Monday, 13 April 2015

Getting ready for Ordinary time?

Well here's a little tip: DON'T!

Over the past few years I have noticed that Pentecost aside, many of the Christians I get to meet seem to live their lives by reclining in a Christian hammock supported by the twin pillars of Christmas and Easter. What happens between the two of them is pretty much a doze in which people are shaken awake by Lent and Advent but otherwise they exist in some 'mark time' somnambulistic, zombie-like state and this is, if you don't mind me saying so, where many of the problems with Church and growing it are to be found.


In my book Easter Day is the most important day in the Church's calendar. This is the day when the only power that sin has (death) is broken and so with the resurrection sin loses any power it might have had over us. It is the day when full and engaged reconciliation with God is made not only real but ours! 


Christmas is a joyful day because it marks the start of the journey to the cross but Easter is the day upon which the whole of our Christian year pivots and this, I think, is where, for many, the problems begin. For it appears that there are many who regard the remainder of the year as looking away from Easter and towards Christmas and once that's done they look back towards towards Easter again.


It's a bit like our little skateboarder below. The peaks are Christmas and Easter and after those two events it all goes down hill until things are at their lowest and then it's all uphill as the other Feast is approached and then down and agin and so on until we all die of boredom!


And there's more besides - Let's keep on going a step further shall we?

This year, by popular demand, our little church did communion on the first Thursday of the year - which was also New Year's Day - and I was surprised by the surprise many expressed that we had, 'Done a service on a Bank Holiday.' Because, 'It's supposed to be a day off!'  And so it is, if you happen to be a bank! But of course we aren't a bank - we are supposed to be Church - and on the first of January one of the things Church has done for many years is celebrate the naming and circumcision of Jesus.

In my travels I regularly hear of clergy and church members alike who seem to think that keeping feasts and festivals is something from 'days gone by' rather than something for today. I meet people who tell me that Lent is not something biblical and the keeping of it is questioned and derided as being wrong practice and yet many of these same people are happy to engage in shallow theology and trite songs (which they assume is 'worship') whenever the opportunity to 'celebrate' appears. Now as someone who has a music team and is definitely in a low evangelical expression of Church to write as I do is assumed by some to mean that I am 'high church' - but obviously I'm not.

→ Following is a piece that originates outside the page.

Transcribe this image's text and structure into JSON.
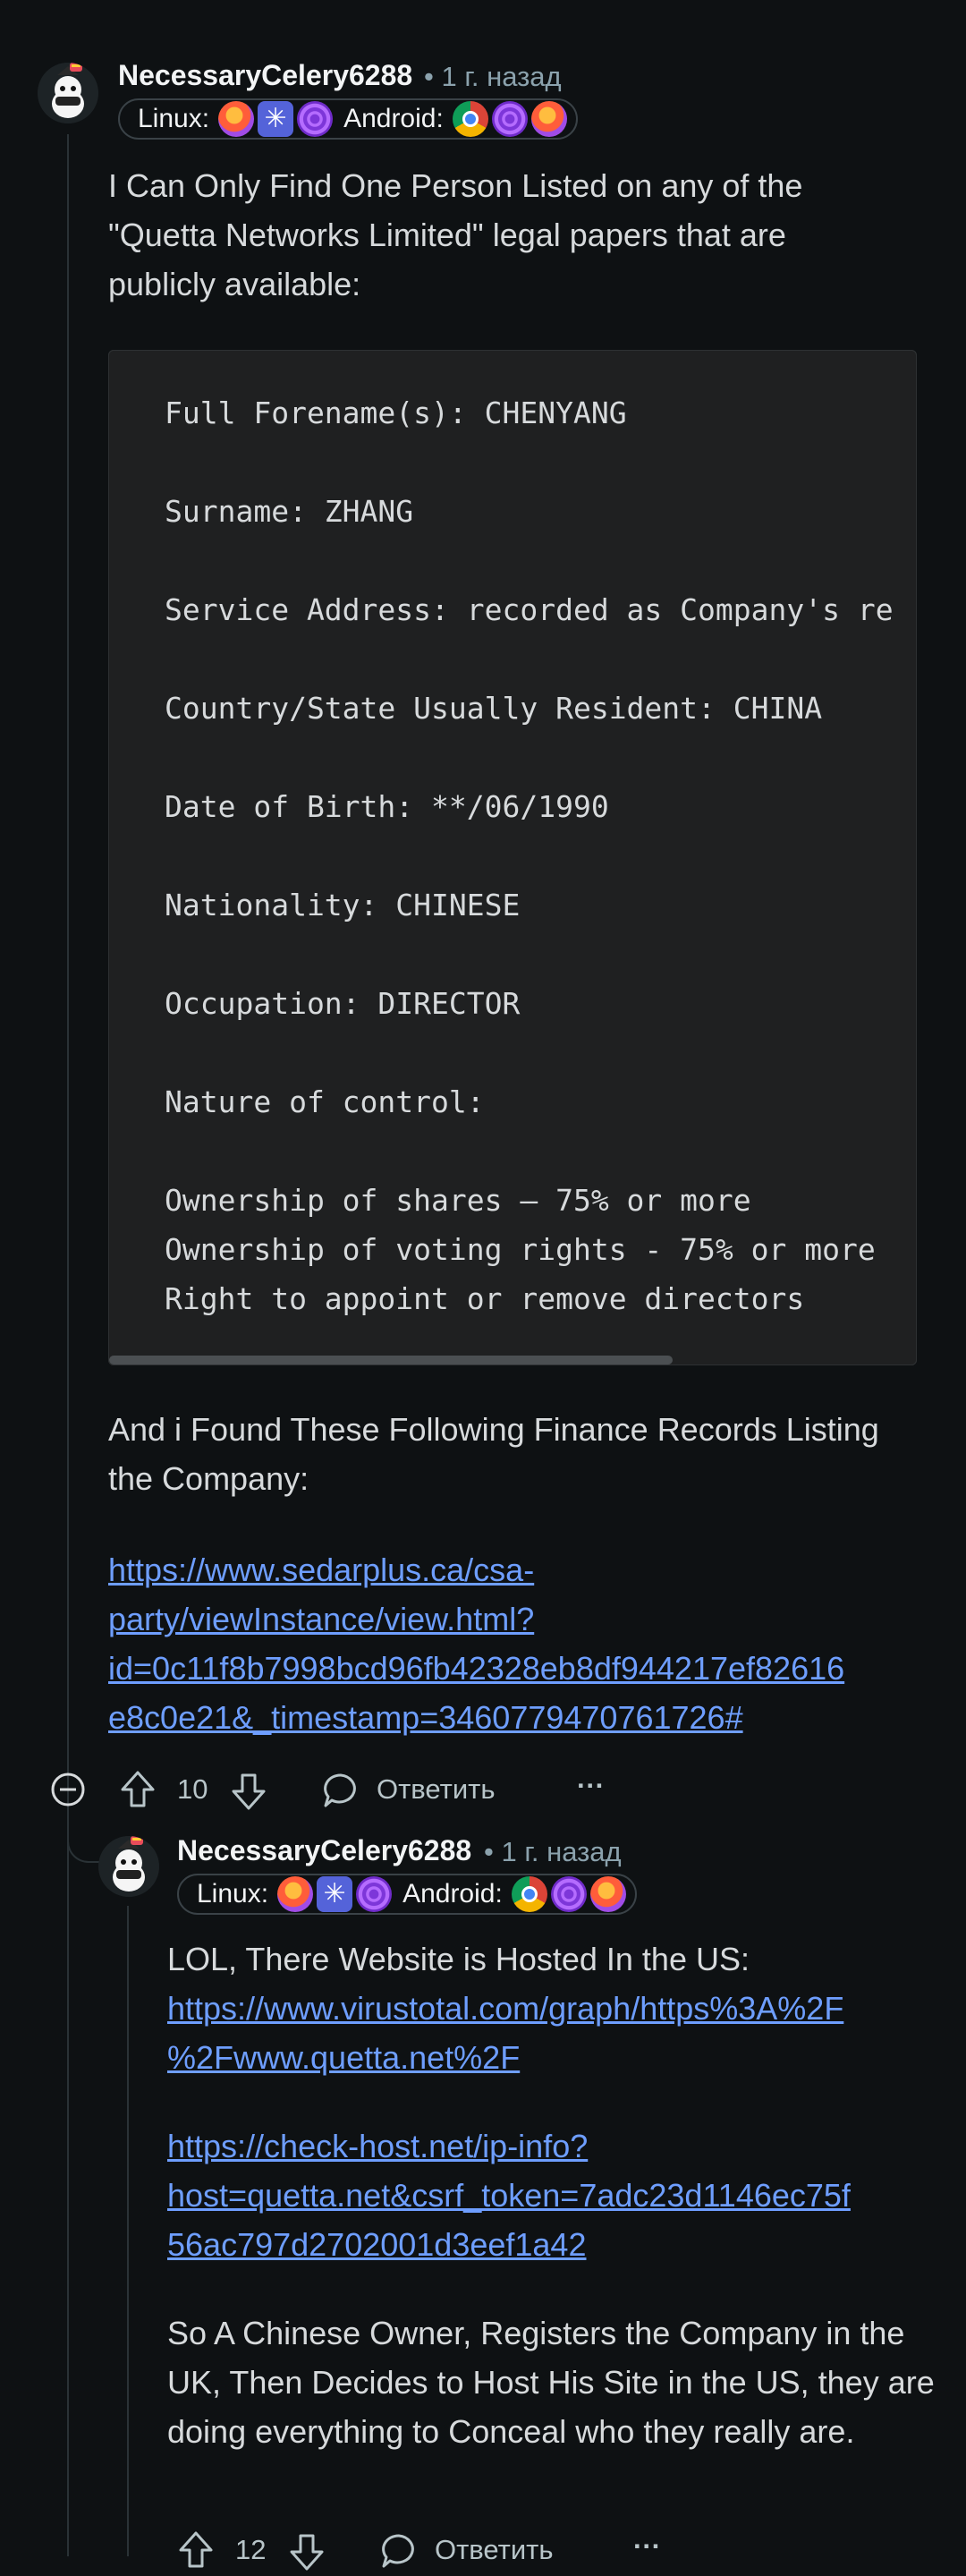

But I am authentically Anglican and fiercely orthodox and wonderfully evangelical and passionate about living in the fullness of what being Christian really means. And it means 365 days a year, each with 24 hours within them to worship, love, live and celebrate the love of a God who through the sacrificial obedience of one who is truly man brings me into relationship with that same God and enables me by the power of His (that same God's) Holy Spirit.


We don't just live for the parties - we travel through the highs and lows, the triumphs and the tragedies - Easter and Christmas are wonderful but there's so much more to be touched and changed by. So let's get off our Christian hammock and live to the full until he comes or we have run our race.


Sounds like a plan to me ;-)

1 comment:

Gillian Meller said...

Thanks, Vic. I think part of the problem is that many people treat Christmas as finished on 25th December instead of celebrating the whole of the season, or don't even keep the Octave of Easter never mind Eastertide until after Pentecost. It's not going to be Ordinary time for ages! But when it is, I found Pauler Gooder's "Everyday God: The Spirit of the Ordinary" helpful and thought provoking. Blessings, Gill